MuSK myasthenia gravis and pregnancy.
Santos E., Braga A., Gabriel D., Duarte S., Martins da Silva A., Matos I., Freijo M., Martins J., Silveira F., Nadais G., Sousa F., Fraga C., Santos Silva R., Lopes C., Gonçalves G., Pinto C., Sousa Braga J., Leite MI.

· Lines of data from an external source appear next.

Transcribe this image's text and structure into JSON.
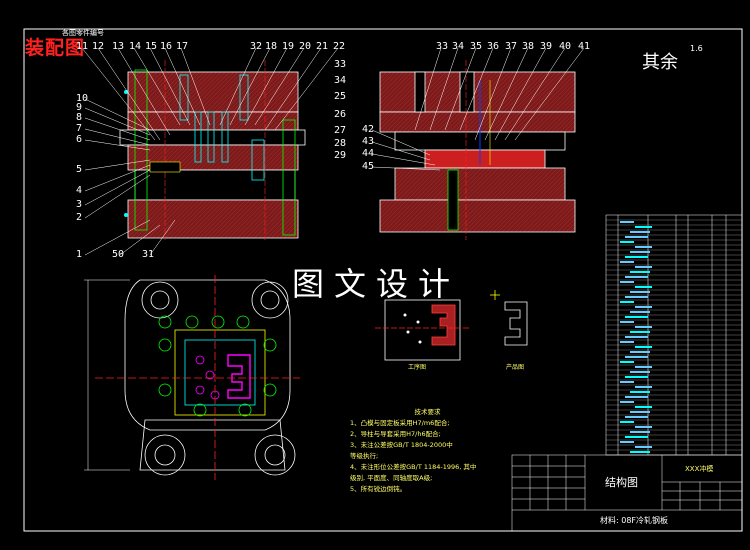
{
  "stamp": "装配图",
  "watermark": "图文设计",
  "roughness": {
    "text": "其余",
    "value": "1.6"
  },
  "top_note": "各图零件编号",
  "callouts_left": [
    "11",
    "12",
    "13",
    "14",
    "15",
    "16",
    "17",
    "32",
    "18",
    "19",
    "20",
    "21",
    "22",
    "33",
    "34",
    "25",
    "26",
    "27",
    "28",
    "29",
    "10",
    "9",
    "8",
    "7",
    "6",
    "5",
    "4",
    "3",
    "2",
    "1",
    "50",
    "31"
  ],
  "callouts_right": [
    "33",
    "34",
    "35",
    "36",
    "37",
    "38",
    "39",
    "40",
    "41",
    "42",
    "43",
    "44",
    "45"
  ],
  "captions": {
    "process": "工序图",
    "part": "产品图"
  },
  "tech_requirements": {
    "title": "技术要求",
    "items": [
      "1、凸模与固定板采用H7/m6配合;",
      "2、导柱与导套采用H7/h6配合;",
      "3、未注公差按GB/T 1804-2000中",
      "   等级执行;",
      "4、未注形位公差按GB/T 1184-1996, 其中",
      "   级别, 平面度、同轴度取A级;",
      "5、所有锐边倒钝。"
    ]
  },
  "title_block": {
    "drawing_name": "结构图",
    "material": "材料: 08F冷轧钢板",
    "drawing_no": "XXX冲模"
  },
  "colors": {
    "red": "#ff2020",
    "cyan": "#00ffff",
    "green": "#00ff00",
    "yellow": "#ffff00",
    "hatch": "#8b1a1a"
  }
}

Muscle specific kinase (MuSK) myasthenia gravis (MG, MuSK-MG) is a rare subgroup of MG affecting mainly women during childbearing years. We investigated the influence of pregnancy in the course of MuSK-MG and pregnancy outcomes in females with MuSK-MG. A multicentre cohort of 17 women with MuSK-MG was studied retrospectively; 13 of them with ≥1 pregnancy. MuSK-MG onset age was 35,4 years; 23,0% had other autoimmune disorder; 46,2% were treatment refractory. Thirteen women experienced 27 pregnancies, either after MG onset (group I) (n = 4; maternal age at conception = 29.8 years) or before MG onset (group II) (n = 23; maternal age at conception = 26.2 years). In group I pregnancy occurred in average 9.8 years after the MG onset; it occurred in average 17.0 years before MG in group II. In group I, all were on steroids at time of conception, one on azathioprine and another receiving IVIG regularly. There were mild exacerbations that responded to treatment adjustments. There were no relapses in the 12 months following the delivery. There was no pre-eclampsia, birth defects or stillbirths in either group; 3 miscarriages in group II. One case of neonatal MG was recorded. In this small series, pregnancy did not seem to precipitate MuSK-MG or to have a major influence in the MuSK-MG course, and there was no apparent negative impact in pregnancy outcomes in those where pregnancy followed the MG onset. The weight was lower in the newborn of the group I mothers, although none had low birth weight.